Spend a morning with a local who knows Fes el Bali. Ahmed, my guide from Plan-It-Fez (00 212 53 563 8708; plan-it-fez.com; four-hour Hidden Medina Tour from 250 dirhams/£18 per person) was born in the heart of the medina so knows every nook and cranny. "Don't judge a book by its cover," he tells me, disappearing into the narrowest of alleyways. "Behind many humble doors in these simple streets there are beautiful houses with gardens full of flowers."
Occasionally there's a glimpse into these worlds – a lemon tree-filled courtyard, an intricately tiled fountain, or a palm-shaded terrace. Elsewhere, life in Fes carries on as it always has; a knife grinder turns his stone wheel, a spoon is carved from cedar wood, a bobbin shuttles across a loom and yarn is dyed in Souk Sabbaghine, the Dyers' Souk.
The wonderfully quirky Café Clock in Fes el Bali (00 212 53 563 7855; fez.cafeclock.com) has an eclectic design – cylindrical red fez hats on the wall, an enormous chandelier made of brass horns. I ordered the famous camel burger served with taxa ketchup, a jam-like tomato relish (95 dirhams/£7).
Often the best restaurants are found in the riads, like the sumptuous citrus tree-filled courtyard restaurant of the 1930s art deco Palais Amani (00 212 53 563 3209; palaisamani.com). I'd heard that the food was excellent so went for the chef's special without looking at the menu and it was a delicious move: creamy avocado mousse, beef tagine that flaked off the bone on to a bed of artichokes, followed by semifreddo orange tart. Main courses start at 175 dirhams (£12).
Fes isn't known for its nightlife and it can be tricky to find anywhere decent to enjoy a drink outside a riad or restaurant. However, Mezzanine Bar (17 Kasbat chams; 00 212 11 078 336) has recently reopened after a refurbishment and fills the gap stylishly. It sits across the road from the pretty gardens of Jnane S'bile in Fes el Jedid and is popular both with young Moroccans and with tourists.

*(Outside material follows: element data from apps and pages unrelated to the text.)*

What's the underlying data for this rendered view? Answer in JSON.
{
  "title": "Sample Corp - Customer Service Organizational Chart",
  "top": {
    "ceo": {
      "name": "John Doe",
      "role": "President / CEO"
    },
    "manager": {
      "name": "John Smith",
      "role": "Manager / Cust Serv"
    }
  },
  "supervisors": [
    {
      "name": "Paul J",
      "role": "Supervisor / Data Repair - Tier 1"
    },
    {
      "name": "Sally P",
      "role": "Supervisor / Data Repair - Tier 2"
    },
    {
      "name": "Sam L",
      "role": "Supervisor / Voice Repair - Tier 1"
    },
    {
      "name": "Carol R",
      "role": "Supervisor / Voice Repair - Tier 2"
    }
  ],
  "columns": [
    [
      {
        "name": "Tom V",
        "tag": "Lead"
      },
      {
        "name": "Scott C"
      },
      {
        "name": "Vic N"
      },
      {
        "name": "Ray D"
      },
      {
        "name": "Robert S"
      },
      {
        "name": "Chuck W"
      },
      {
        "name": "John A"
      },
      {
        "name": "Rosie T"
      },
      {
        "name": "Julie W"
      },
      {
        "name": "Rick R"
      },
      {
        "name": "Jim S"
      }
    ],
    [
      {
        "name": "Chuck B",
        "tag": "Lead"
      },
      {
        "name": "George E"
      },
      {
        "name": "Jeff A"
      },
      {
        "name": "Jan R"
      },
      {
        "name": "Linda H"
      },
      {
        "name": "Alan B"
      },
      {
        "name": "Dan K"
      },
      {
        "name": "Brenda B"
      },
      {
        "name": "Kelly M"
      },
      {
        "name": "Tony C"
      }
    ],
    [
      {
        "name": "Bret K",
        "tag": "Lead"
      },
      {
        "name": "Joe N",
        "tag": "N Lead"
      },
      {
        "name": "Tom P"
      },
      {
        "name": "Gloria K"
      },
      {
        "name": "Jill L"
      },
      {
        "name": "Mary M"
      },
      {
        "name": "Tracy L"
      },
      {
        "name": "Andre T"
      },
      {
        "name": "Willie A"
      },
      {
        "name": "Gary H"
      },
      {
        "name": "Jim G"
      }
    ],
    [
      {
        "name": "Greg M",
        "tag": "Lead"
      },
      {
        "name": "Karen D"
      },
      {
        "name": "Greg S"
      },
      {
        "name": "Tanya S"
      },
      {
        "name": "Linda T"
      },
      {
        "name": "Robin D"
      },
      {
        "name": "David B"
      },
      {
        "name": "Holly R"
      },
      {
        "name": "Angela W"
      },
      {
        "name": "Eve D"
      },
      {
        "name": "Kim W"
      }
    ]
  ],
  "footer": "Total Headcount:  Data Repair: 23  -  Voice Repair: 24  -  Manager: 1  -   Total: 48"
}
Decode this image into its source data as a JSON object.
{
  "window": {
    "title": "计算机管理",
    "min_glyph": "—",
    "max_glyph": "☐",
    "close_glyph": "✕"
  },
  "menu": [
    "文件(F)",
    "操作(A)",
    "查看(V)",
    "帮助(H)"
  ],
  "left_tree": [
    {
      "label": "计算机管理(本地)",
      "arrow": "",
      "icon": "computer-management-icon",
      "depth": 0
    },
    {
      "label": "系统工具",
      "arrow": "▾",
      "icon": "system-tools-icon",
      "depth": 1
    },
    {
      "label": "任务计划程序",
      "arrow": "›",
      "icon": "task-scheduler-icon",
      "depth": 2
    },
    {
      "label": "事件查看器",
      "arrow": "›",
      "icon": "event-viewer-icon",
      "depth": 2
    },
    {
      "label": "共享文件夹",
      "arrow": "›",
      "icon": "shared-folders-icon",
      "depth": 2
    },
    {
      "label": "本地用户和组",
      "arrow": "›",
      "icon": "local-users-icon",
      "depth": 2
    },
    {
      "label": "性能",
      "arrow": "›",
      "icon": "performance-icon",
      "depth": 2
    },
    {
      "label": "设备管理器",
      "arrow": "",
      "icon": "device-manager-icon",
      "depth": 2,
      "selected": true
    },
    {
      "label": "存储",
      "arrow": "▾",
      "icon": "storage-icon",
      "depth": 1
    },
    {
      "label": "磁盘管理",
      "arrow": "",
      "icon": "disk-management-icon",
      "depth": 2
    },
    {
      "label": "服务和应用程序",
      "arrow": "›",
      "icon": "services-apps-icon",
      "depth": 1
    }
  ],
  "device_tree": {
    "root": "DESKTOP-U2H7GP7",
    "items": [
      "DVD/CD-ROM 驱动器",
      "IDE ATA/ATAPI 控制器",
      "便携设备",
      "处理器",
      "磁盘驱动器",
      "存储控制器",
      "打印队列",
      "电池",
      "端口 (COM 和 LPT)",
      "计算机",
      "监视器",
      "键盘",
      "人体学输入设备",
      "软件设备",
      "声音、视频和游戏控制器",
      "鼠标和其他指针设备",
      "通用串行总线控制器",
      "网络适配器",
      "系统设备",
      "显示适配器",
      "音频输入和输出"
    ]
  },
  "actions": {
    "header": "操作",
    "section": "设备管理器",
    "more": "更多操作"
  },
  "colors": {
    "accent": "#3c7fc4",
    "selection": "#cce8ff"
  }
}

Leather is a great buy in Fes, particularly soft lambskin jackets. At El Haj Ali Baba (10 Hay Lblida, Chouara) the sell is refreshingly gentle but I still haggled (it's expected) over one in "Fes blue", the colour of lapis lazuli.
For a unique shopping experience contact Nina Mohammad-Galbert, who runs Artisan Project (artisanprojectinc.com). She works closely with local artisans and organises tailor-made shopping experiences within the medina.
Alfred Berlin is an up-and-coming Fes-based fashion designer who takes traditional Moroccan design and adds a twist. His T-shirts in particular are great fun. The opening hours of his home-based atelier in the medina are erratic, so it is best to call first (00 212 63 104 3630).
"The smell is for free. But the leather is not," jokes Ahmed as I gaze down on the tanneries in Chouara, arguably the most medieval sight in the medina. Luckily I'd grabbed a sprig of mint to hold to my nose, as the smell of ammonia from the cauldrons of pigeon dung used to soften the animal skins isn't pleasant. The traditional process of treating and dying animal skins in an immense honeycomb of vats hasn't changed for centuries, and hundreds of skins lie on the rooftops to dry. The site is beguiling and fascinating, but a little voyeuristic, as there's no denying a tanner's life is a hard one.
Ryanair (ryanair.com) flies twice-weekly from Stansted to Fes.
Kate Wickers was a guest of Riad Fes (00 212 53 594 7610; riadfes.com). Room rates start at 2,100 dirhams (£152), includ- ing breakfast.Reuse content